Fairbanks attendees included: Bill Bailey of Alyeska Pipeline Service Co.; Pastor Joe Blackburn of Mount Pleasant Baptist Church; Wendy Dominique, president of the Fairbanks North Star Borough School Board; museum collections manager Diane Fleeks; business consultant Rodney Gaskins; Bernard Gatewood, retired superintendent of the Fairbanks Youth Facility; Eric Gurley, executive director of Access Alaska; Hope Church pastor Jonathan Kenney and Helenmarie Matesi of the NAACP and League of Women Voters. For Rasmuson Foundation in addition to board member Marilyn Romano, vice presidents Angela Cox and Alexandra McKay and External Affairs associate Emily Kwon attended.

Doris Duke Foundation support for R.O.C.K. Mat-Su

A new two-year $300,000 award from the Doris Duke Charitable Foundation will support Mat-Su Health Foundation’s R.O.C.K. Mat-Su collaboration. The Raising Our Children with Kindness initiative will receive $150,000 a year earmarked for:

  • FIT Court, for Families with Infants and Toddlers. The therapeutic court aims to build strong supports for families and ensure children have stability. We supported this program with a $375,000 grant in 2018;
  • Work to address systemic racism and intergenerational trauma; and
  • Community engagement/rural organizing.

Elizabeth Ripley, CEO of Mat-Su Health Foundation, stayed in touch with Doris Duke Foundation after an earlier award in 2018, $1 million over three years to strengthen support services for children and family. Doris Duke Foundation is a three-time participant in Rasmuson Foundation’s Grantmakers Tour of Alaska, most recently in 2018. The tour introduces Outside grantmakers to the challenges, needs and successes of Alaska nonprofits and tribal organizations.

Artistic connections in San Francisco at SOCAP

VP Alexandra McKay also joined the arts track planning group for the annual conference of SOCAP Global, which works for a more just and sustainable economy through social capital. ArtPlace America (specifically, Jamie Bennett, a Grantmakers Tour alum) connected Rasmuson Foundation to a close SOCAP partner in San Francisco, Yerba Buena Center for the Arts (YBCA). The arts center is committed to integrating artists into community investment for good and has created its first artist cohort to work on solutions to social, cultural and environmental needs. We supported Alaska artists in taking part in the SOCAP arts track: Yngvil Van Guttu, Christy NaMee Erickson, Allison Akootchook Warden and Melissa Shaginoff.

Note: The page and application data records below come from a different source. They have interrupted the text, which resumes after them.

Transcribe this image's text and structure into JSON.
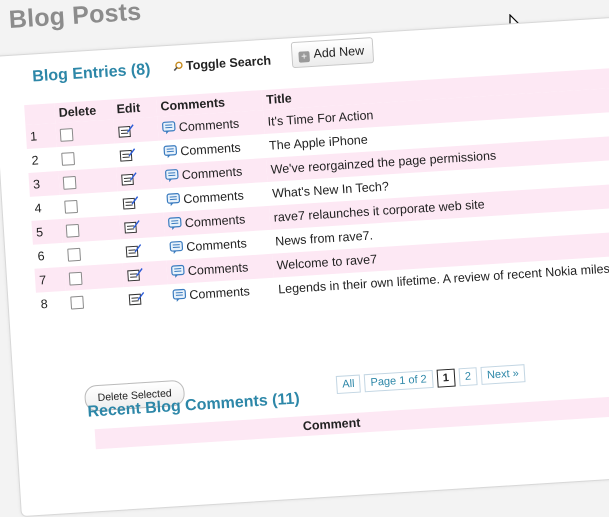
{
  "page": {
    "title": "Blog Posts"
  },
  "entries": {
    "title": "Blog Entries (8)",
    "toggle_search": "Toggle Search",
    "add_new": "Add New",
    "columns": {
      "delete": "Delete",
      "edit": "Edit",
      "comments": "Comments",
      "title": "Title"
    },
    "rows": [
      {
        "num": "1",
        "comments": "Comments",
        "title": "It's Time For Action"
      },
      {
        "num": "2",
        "comments": "Comments",
        "title": "The Apple iPhone"
      },
      {
        "num": "3",
        "comments": "Comments",
        "title": "We've reorgainzed the page permissions"
      },
      {
        "num": "4",
        "comments": "Comments",
        "title": "What's New In Tech?"
      },
      {
        "num": "5",
        "comments": "Comments",
        "title": "rave7 relaunches it corporate web site"
      },
      {
        "num": "6",
        "comments": "Comments",
        "title": "News from rave7."
      },
      {
        "num": "7",
        "comments": "Comments",
        "title": "Welcome to rave7"
      },
      {
        "num": "8",
        "comments": "Comments",
        "title": "Legends in their own lifetime. A review of recent Nokia milestones"
      }
    ],
    "delete_selected": "Delete Selected"
  },
  "pager": {
    "all": "All",
    "info": "Page 1 of 2",
    "page1": "1",
    "page2": "2",
    "next": "Next »"
  },
  "recent_comments": {
    "title": "Recent Blog Comments (11)",
    "column_comment": "Comment"
  },
  "colors": {
    "accent": "#2d87a8",
    "row_stripe": "#fde8f4",
    "title_gray": "#8c8c8c"
  },
  "icons": [
    "cursor-arrow-icon",
    "magnifier-icon",
    "plus-icon",
    "edit-icon",
    "comment-bubble-icon"
  ]
}
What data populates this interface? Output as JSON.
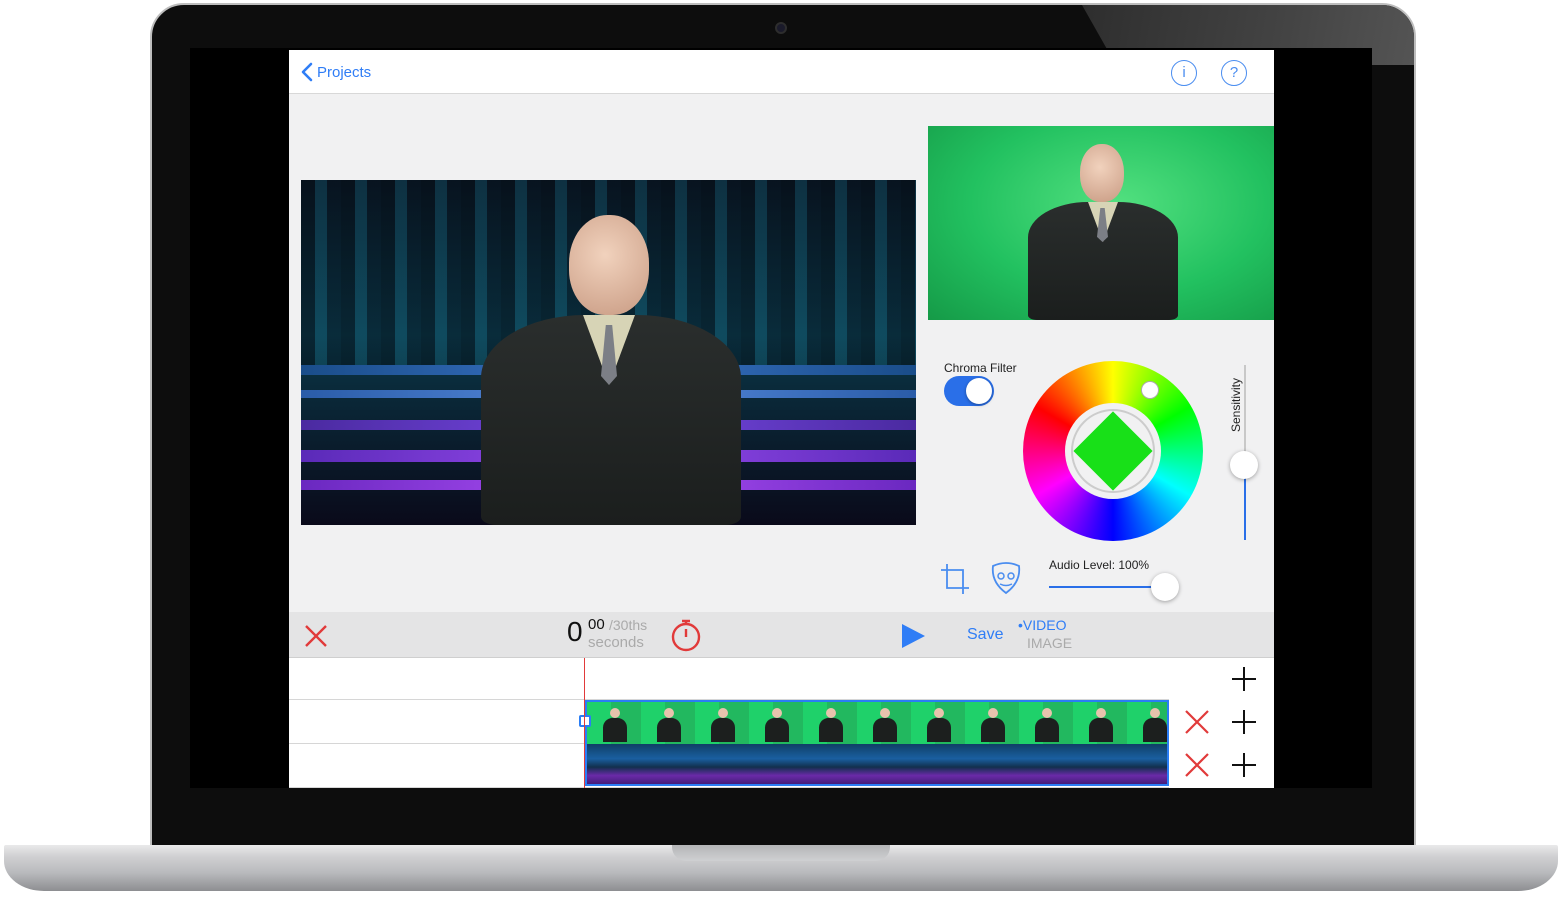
{
  "navbar": {
    "back_label": "Projects",
    "info_icon_glyph": "i",
    "help_icon_glyph": "?"
  },
  "controls": {
    "chroma_filter_label": "Chroma Filter",
    "chroma_filter_on": true,
    "sensitivity_label": "Sensitivity",
    "sensitivity_level": 0.43,
    "audio_level_label": "Audio Level: 100%",
    "audio_level": 1.0,
    "key_color": "#18e018"
  },
  "transport": {
    "seconds_value": "0",
    "frames_value": "00",
    "frames_unit": "/30ths",
    "seconds_label": "seconds",
    "save_label": "Save",
    "mode_video_label": "•VIDEO",
    "mode_image_label": "IMAGE"
  },
  "colors": {
    "accent": "#2f7df6",
    "delete": "#e13a3a",
    "chroma_green": "#22c160"
  },
  "timeline": {
    "tracks": [
      {
        "has_delete": false,
        "has_add": true
      },
      {
        "has_delete": true,
        "has_add": true
      },
      {
        "has_delete": true,
        "has_add": true
      }
    ]
  }
}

The first three are all Individual Artist Award recipients, and Guttu and Erickson have gone on to become members of the YBCA artist cohort and new artist-led giving circle. This $250,000 initiative is launching in early 2021 to drive investment in the arts, primarily to those who are Black, Indigenous and People of Color.

At the SOCAP virtual conference, McKay facilitated two discussion panels. A Truth and Reconciliation panel included Liz Medicine Crow of First Alaskans Institute. The second panel focused on the importance of investing in systems to support artists and culture bearers. Guttu and Stephen Blanchett, another IAA recipient, were among the presenters on that panel.